>>>

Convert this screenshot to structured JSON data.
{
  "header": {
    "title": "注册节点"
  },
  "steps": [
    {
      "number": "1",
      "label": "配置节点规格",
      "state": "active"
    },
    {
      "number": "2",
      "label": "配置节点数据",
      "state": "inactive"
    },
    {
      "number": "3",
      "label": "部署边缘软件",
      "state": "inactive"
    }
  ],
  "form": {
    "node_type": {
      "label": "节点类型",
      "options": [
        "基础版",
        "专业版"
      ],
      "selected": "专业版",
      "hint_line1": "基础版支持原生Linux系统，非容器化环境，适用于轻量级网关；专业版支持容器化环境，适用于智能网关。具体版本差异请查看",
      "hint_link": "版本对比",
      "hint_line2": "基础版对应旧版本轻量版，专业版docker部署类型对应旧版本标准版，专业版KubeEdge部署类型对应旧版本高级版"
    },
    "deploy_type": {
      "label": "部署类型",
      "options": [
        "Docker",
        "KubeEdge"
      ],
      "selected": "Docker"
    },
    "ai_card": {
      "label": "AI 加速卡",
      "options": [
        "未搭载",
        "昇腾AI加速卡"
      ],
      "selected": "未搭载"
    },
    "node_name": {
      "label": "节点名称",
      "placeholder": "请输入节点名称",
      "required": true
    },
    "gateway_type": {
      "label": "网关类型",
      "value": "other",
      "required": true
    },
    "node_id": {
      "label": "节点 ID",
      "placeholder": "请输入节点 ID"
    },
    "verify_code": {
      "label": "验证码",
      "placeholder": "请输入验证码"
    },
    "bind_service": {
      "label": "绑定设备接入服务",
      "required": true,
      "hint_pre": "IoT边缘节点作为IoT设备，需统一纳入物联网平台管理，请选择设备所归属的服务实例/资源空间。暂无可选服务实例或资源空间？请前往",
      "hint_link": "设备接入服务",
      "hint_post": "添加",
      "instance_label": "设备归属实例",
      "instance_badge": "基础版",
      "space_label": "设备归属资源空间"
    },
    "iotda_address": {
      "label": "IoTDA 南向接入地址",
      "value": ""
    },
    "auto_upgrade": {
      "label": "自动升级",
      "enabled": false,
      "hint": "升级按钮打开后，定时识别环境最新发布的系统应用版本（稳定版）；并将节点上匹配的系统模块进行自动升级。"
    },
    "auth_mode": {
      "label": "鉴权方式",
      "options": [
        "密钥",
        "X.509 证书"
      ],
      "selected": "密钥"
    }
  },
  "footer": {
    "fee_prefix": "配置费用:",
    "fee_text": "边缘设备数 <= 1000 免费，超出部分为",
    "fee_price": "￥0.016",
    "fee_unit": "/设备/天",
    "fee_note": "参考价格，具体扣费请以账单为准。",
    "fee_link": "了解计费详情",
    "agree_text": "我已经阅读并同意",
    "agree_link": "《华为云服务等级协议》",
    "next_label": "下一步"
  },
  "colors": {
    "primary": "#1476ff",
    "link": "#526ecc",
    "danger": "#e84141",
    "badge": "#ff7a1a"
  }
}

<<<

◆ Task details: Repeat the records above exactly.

◆ Response to the task:
Convert this screenshot to structured JSON data.
{
  "header": {
    "title": "注册节点"
  },
  "steps": [
    {
      "number": "1",
      "label": "配置节点规格",
      "state": "active"
    },
    {
      "number": "2",
      "label": "配置节点数据",
      "state": "inactive"
    },
    {
      "number": "3",
      "label": "部署边缘软件",
      "state": "inactive"
    }
  ],
  "form": {
    "node_type": {
      "label": "节点类型",
      "options": [
        "基础版",
        "专业版"
      ],
      "selected": "专业版",
      "hint_line1": "基础版支持原生Linux系统，非容器化环境，适用于轻量级网关；专业版支持容器化环境，适用于智能网关。具体版本差异请查看",
      "hint_link": "版本对比",
      "hint_line2": "基础版对应旧版本轻量版，专业版docker部署类型对应旧版本标准版，专业版KubeEdge部署类型对应旧版本高级版"
    },
    "deploy_type": {
      "label": "部署类型",
      "options": [
        "Docker",
        "KubeEdge"
      ],
      "selected": "Docker"
    },
    "ai_card": {
      "label": "AI 加速卡",
      "options": [
        "未搭载",
        "昇腾AI加速卡"
      ],
      "selected": "未搭载"
    },
    "node_name": {
      "label": "节点名称",
      "placeholder": "请输入节点名称",
      "required": true
    },
    "gateway_type": {
      "label": "网关类型",
      "value": "other",
      "required": true
    },
    "node_id": {
      "label": "节点 ID",
      "placeholder": "请输入节点 ID"
    },
    "verify_code": {
      "label": "验证码",
      "placeholder": "请输入验证码"
    },
    "bind_service": {
      "label": "绑定设备接入服务",
      "required": true,
      "hint_pre": "IoT边缘节点作为IoT设备，需统一纳入物联网平台管理，请选择设备所归属的服务实例/资源空间。暂无可选服务实例或资源空间？请前往",
      "hint_link": "设备接入服务",
      "hint_post": "添加",
      "instance_label": "设备归属实例",
      "instance_badge": "基础版",
      "space_label": "设备归属资源空间"
    },
    "iotda_address": {
      "label": "IoTDA 南向接入地址",
      "value": ""
    },
    "auto_upgrade": {
      "label": "自动升级",
      "enabled": false,
      "hint": "升级按钮打开后，定时识别环境最新发布的系统应用版本（稳定版）；并将节点上匹配的系统模块进行自动升级。"
    },
    "auth_mode": {
      "label": "鉴权方式",
      "options": [
        "密钥",
        "X.509 证书"
      ],
      "selected": "密钥"
    }
  },
  "footer": {
    "fee_prefix": "配置费用:",
    "fee_text": "边缘设备数 <= 1000 免费，超出部分为",
    "fee_price": "￥0.016",
    "fee_unit": "/设备/天",
    "fee_note": "参考价格，具体扣费请以账单为准。",
    "fee_link": "了解计费详情",
    "agree_text": "我已经阅读并同意",
    "agree_link": "《华为云服务等级协议》",
    "next_label": "下一步"
  },
  "colors": {
    "primary": "#1476ff",
    "link": "#526ecc",
    "danger": "#e84141",
    "badge": "#ff7a1a"
  }
}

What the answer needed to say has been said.